Copy out the entries exactly, and wherever a picture appears, leave it out.

▸ PROVIDED RECORDS:
.....
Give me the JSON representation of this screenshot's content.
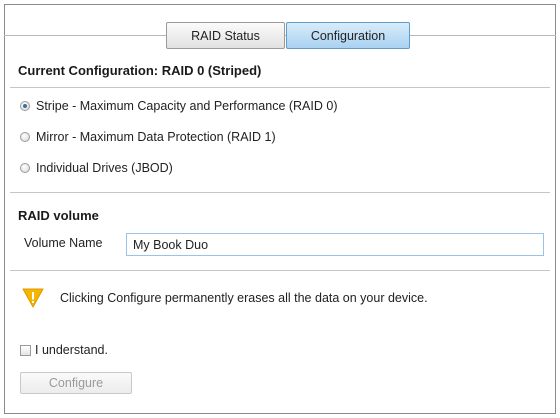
{
  "tabs": [
    {
      "label": "RAID Status",
      "active": false
    },
    {
      "label": "Configuration",
      "active": true
    }
  ],
  "current_configuration": "Current Configuration:  RAID 0 (Striped)",
  "raid_options": [
    {
      "label": "Stripe - Maximum Capacity and Performance (RAID 0)",
      "selected": true
    },
    {
      "label": "Mirror - Maximum Data Protection (RAID 1)",
      "selected": false
    },
    {
      "label": "Individual Drives (JBOD)",
      "selected": false
    }
  ],
  "raid_volume": {
    "heading": "RAID volume",
    "name_label": "Volume Name",
    "name_value": "My Book Duo"
  },
  "warning": {
    "icon": "warning-icon",
    "text": "Clicking Configure permanently erases all the data on your device.",
    "color": "#f5b400"
  },
  "acknowledge": {
    "label": "I understand.",
    "checked": false
  },
  "configure_button": {
    "label": "Configure",
    "enabled": false
  },
  "colors": {
    "active_tab": "#a9d2f1",
    "input_border": "#9cc3e6"
  }
}
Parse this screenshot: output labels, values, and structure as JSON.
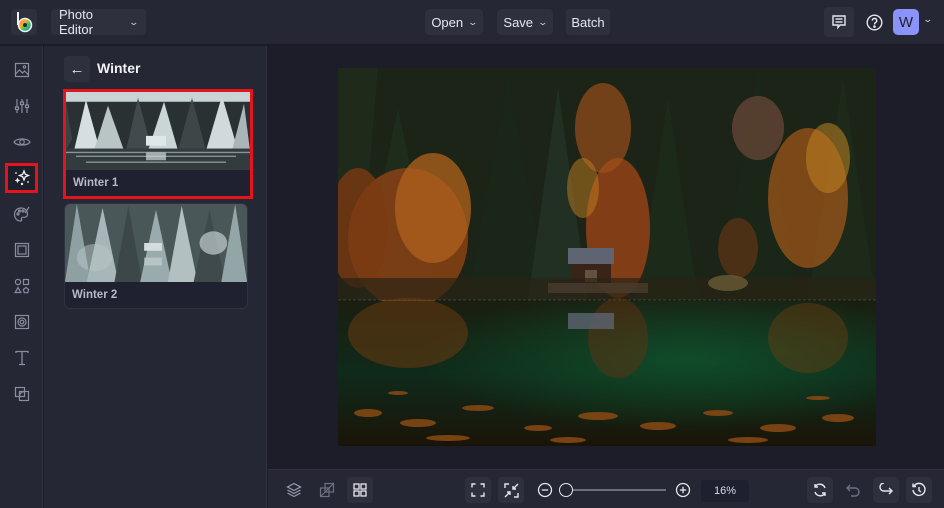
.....
▸ YOUR SOLUTION:
Give me the JSON representation of this screenshot's content.
{
  "tabs": [
    {
      "label": "RAID Status",
      "active": false
    },
    {
      "label": "Configuration",
      "active": true
    }
  ],
  "current_configuration": "Current Configuration:  RAID 0 (Striped)",
  "raid_options": [
    {
      "label": "Stripe - Maximum Capacity and Performance (RAID 0)",
      "selected": true
    },
    {
      "label": "Mirror - Maximum Data Protection (RAID 1)",
      "selected": false
    },
    {
      "label": "Individual Drives (JBOD)",
      "selected": false
    }
  ],
  "raid_volume": {
    "heading": "RAID volume",
    "name_label": "Volume Name",
    "name_value": "My Book Duo"
  },
  "warning": {
    "icon": "warning-icon",
    "text": "Clicking Configure permanently erases all the data on your device.",
    "color": "#f5b400"
  },
  "acknowledge": {
    "label": "I understand.",
    "checked": false
  },
  "configure_button": {
    "label": "Configure",
    "enabled": false
  },
  "colors": {
    "active_tab": "#a9d2f1",
    "input_border": "#9cc3e6"
  }
}
Parse this screenshot: output labels, values, and structure as JSON.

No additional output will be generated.